If a tree falls in the woods, and nobody is there to hear it, does it make a sound? While that question has plagued humanity for countless generations, we've recently gotten the answer to a different, but equally awesome question: what is the music of trees? That's what artist Bartholomaus Traubeck decided to find out when he created the world's first record player for trees.
Instead of a vinyl disc, Traubeck's record player uses a cross-section of a log or tree trunk, using light to translate the different colors and textures of the tree's rings into musical notes and instruments. Because every tree has its own unique configuration of rings, every tree has its own unique "song." Essentially, Traubeck has created a potentially unlimited library of "records."
The technology behind it is actually not that crazy, either. All it took was a modified Playstation Eye Camera and a motor to control the arm. The data collected by the camera is relayed to a computer and interpreted into a piano track by a program called Ableton Live. The songs themselves are hauntingly beautiful, though they aren't exactly melodic in a traditional sense.
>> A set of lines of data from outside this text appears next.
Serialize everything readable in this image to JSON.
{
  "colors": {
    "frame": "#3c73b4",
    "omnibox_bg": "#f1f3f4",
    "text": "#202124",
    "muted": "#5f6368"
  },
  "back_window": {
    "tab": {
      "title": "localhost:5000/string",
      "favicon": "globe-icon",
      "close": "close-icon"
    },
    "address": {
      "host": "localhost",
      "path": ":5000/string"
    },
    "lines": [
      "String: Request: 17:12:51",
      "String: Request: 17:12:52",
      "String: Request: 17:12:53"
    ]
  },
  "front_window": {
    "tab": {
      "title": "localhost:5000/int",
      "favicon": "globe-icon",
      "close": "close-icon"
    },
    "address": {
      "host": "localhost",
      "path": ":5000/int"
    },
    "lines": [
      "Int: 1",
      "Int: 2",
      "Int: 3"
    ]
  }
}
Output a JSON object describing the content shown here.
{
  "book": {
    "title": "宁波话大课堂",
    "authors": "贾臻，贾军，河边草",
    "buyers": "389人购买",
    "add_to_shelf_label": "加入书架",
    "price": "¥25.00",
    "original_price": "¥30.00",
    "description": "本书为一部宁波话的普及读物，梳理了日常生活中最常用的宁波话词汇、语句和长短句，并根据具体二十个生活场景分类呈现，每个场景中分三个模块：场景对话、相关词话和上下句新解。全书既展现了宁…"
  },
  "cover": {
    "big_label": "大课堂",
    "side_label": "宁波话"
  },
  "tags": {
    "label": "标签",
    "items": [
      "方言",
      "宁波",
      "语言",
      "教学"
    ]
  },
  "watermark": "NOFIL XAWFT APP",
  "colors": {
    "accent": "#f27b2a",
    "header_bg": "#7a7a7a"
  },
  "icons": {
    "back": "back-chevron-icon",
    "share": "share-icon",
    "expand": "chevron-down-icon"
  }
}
They sound almost like the background score of a particularly angsty art film, and music students may also find similarities to the works of some modern composers, who emphasize dissonance.